§ EXERCISE INPUT
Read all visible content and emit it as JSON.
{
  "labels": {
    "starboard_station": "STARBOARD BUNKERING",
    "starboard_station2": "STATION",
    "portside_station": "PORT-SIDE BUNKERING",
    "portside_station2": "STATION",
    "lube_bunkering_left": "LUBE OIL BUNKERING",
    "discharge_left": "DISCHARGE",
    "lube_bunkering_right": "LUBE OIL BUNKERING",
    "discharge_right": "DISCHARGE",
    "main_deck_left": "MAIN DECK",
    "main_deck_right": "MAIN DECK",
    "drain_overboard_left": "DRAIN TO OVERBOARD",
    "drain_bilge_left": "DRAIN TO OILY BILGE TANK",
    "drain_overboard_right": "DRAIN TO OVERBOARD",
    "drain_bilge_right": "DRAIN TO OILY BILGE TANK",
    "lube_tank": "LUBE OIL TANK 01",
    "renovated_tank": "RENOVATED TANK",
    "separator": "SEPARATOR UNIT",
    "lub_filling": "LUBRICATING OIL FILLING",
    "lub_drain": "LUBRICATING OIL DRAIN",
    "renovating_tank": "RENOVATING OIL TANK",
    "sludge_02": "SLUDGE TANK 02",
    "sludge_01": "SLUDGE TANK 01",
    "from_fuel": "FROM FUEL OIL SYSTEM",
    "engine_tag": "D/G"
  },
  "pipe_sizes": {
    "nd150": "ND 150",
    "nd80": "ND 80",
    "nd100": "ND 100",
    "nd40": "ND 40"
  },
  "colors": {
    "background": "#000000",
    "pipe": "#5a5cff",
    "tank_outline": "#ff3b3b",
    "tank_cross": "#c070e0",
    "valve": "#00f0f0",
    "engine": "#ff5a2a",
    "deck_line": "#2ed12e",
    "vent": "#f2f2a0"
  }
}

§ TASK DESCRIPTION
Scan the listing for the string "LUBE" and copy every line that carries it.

§ TASK SOLUTION
    "lube_bunkering_left": "LUBE OIL BUNKERING",
    "lube_bunkering_right": "LUBE OIL BUNKERING",
    "lube_tank": "LUBE OIL TANK 01",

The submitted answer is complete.